The Audience
During the week we saw tears, heard stories, saw shock, heard people’s horror and were constantly encouraged to take our work to more people.

Here are a few audience reactions:

Audience reaction 1 – On our first day, I talked to an ex-British Army officer, originally born in Zimbabwe. He was overwhelmed by the power of the voice as a vehicle for drama. He related his own experiences dealing with racism and his fear and disgust at the recent ‘Windrush scandal.’ He was surprised at the content of Menotti’s opera, and how powerfully it related to present events. We talked at length about how history seems to repeat itself, and how, perhaps, only Art with its power to move people and create empathy, can break the cycle. He shared his own music, writing a lullaby from Zimbabwe for us.

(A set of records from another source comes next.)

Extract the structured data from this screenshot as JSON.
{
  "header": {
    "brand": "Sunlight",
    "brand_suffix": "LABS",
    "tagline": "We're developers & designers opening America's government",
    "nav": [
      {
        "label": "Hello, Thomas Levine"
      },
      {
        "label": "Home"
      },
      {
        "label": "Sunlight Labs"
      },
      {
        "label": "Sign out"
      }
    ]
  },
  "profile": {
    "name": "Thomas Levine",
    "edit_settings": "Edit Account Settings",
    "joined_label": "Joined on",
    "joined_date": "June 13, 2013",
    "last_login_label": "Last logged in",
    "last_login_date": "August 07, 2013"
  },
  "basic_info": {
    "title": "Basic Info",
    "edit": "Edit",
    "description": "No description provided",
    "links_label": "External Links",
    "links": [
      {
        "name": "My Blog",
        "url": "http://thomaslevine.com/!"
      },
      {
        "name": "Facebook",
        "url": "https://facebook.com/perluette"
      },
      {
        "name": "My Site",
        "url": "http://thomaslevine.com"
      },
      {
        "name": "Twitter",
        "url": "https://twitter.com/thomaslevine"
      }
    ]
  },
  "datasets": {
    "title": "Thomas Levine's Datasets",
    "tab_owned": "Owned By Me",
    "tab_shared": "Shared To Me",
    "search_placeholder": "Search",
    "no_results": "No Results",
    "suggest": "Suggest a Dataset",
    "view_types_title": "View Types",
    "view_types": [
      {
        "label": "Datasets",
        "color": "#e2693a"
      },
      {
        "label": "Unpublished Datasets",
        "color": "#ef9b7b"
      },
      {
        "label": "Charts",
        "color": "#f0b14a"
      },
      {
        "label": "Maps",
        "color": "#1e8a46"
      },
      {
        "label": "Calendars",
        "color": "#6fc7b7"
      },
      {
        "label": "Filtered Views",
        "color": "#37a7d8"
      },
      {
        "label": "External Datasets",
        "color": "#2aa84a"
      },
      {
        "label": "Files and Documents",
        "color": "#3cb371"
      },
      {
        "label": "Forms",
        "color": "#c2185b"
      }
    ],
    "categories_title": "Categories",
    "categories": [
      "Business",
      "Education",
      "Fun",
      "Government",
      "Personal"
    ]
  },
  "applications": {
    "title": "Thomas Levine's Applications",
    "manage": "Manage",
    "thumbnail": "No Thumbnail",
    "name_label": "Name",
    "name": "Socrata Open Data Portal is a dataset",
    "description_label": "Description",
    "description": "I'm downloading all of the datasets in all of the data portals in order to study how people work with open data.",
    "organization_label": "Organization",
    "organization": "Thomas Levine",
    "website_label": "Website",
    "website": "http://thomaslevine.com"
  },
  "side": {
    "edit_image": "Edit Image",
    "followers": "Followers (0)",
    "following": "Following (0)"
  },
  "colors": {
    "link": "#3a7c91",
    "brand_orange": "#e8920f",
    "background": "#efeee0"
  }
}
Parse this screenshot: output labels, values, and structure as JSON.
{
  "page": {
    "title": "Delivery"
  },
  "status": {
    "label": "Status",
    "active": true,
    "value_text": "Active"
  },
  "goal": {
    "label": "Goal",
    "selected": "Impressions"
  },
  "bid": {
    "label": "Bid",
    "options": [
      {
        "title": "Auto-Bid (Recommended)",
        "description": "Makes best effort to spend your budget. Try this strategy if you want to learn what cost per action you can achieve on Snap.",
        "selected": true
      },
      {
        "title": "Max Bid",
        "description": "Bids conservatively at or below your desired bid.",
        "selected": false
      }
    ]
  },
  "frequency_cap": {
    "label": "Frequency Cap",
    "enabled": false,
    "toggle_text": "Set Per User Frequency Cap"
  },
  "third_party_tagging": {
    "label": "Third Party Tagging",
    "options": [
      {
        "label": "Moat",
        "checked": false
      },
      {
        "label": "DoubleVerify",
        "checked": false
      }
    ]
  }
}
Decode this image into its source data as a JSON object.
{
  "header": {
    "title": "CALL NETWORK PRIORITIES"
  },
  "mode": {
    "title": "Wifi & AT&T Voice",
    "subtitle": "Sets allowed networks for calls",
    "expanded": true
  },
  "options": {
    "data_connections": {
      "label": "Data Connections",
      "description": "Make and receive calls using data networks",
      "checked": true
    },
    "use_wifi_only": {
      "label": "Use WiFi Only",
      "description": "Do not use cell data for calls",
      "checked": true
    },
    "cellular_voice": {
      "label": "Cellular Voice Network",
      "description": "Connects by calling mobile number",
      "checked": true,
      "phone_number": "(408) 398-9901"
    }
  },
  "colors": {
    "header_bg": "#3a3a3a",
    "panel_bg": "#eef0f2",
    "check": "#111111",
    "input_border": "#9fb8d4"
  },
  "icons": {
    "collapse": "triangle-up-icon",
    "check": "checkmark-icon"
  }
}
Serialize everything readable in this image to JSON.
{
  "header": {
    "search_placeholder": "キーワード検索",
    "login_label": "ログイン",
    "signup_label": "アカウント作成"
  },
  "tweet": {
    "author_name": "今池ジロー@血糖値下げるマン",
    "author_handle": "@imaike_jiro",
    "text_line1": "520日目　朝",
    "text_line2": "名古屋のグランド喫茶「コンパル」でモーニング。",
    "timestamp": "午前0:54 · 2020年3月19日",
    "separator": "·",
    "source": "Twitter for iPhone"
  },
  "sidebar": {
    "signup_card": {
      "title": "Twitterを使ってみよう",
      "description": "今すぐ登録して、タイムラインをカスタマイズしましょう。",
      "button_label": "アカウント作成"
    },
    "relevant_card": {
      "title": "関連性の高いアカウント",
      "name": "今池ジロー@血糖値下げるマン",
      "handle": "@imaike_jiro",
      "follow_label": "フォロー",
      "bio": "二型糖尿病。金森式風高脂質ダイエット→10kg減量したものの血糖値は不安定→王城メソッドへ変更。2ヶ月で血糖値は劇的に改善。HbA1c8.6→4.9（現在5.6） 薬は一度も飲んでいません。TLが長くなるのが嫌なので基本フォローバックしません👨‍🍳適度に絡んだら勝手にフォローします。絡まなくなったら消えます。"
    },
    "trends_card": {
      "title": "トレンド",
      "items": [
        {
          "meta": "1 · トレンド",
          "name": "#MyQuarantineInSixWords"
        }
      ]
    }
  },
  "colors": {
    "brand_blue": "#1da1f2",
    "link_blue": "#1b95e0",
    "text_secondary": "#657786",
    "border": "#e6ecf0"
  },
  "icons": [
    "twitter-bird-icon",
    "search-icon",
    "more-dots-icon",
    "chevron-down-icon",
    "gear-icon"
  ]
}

Audience reaction 2 – A Ukrainian man I talked with was fascinated by the politics of the piece and celebrated the work. He insisted angrily that we could not change anything though music. We talked at length about this. I agreed that opera was an unlikely vehicle for direct political change. Yet, I was able to point out how effective opera had been throughout the nineteenth century at confronting those in power with their own hypocrisy. We discussed how powerful the human voice is as an instrument and how inescapable the operatic sound is. While the words and the story work on the brain, the melody tugs on something much more primordial. We talked about our lullaby project, and I expressed how this represented that primordial, trans-continental element of music. We sing to our babies – no matter where we are from. We finally agreed to disagree – but this direct exchange of ideas could not happen in an opera-house context, and is exactly what the WhoAreWe? Project was supposed to elicit.

Audience reaction 3 – On our final day, I talked with a regular opera-goer. He was adamant that the work must be extended; a full performance must be created, and it should be taken to a bigger space. I was keen to explain that we really wanted to engage with our audience, and that a more conventional space might stifle this project. He suggested more open art spaces, such as the Barbican, or South Bank. He saw that the work could be both a moving narrative performance and a launch-pad for discussion and debate. He felt that this direct and controversial voice was exactly what the opera world needed to shake aging audiences out of their comfort zones and force them to see their political views in new lights.

The Choir
As an artist, one of the most exciting aspects of this project was developing ways in which to share Menotti’s music, not only with audiences, but with the Community Gospel Choir members we worked with, many of whom had never experienced opera. Many people see opera and opera singers as cold, elite and un-singable. We proved that this was not the case. Hearing voices of all different kinds bringing Menotti’s score to life, proved to me that opera really can be for everyone. The choir members threw themselves into the music and into engaging with audiences and telling their own stories. They truly brought the project to life.

My Journey
As a performer, I found that embodying a woman whose life has been torn apart by bureaucracy but who refuses to lose her dignity, both empowering and exhausting. While fighting the urge to make her a figure of despair and pity, the strength I gave her often, ironically, brought me to tears. As a personal journey, the work brought me closer to the struggle of refugees, and the draining terror of fighting for just a small space in which to live free. The desperation to not weaken oneself and remain strong in the face of adversity can create a state of psychosis in which the need to cry battles the determination not to do so.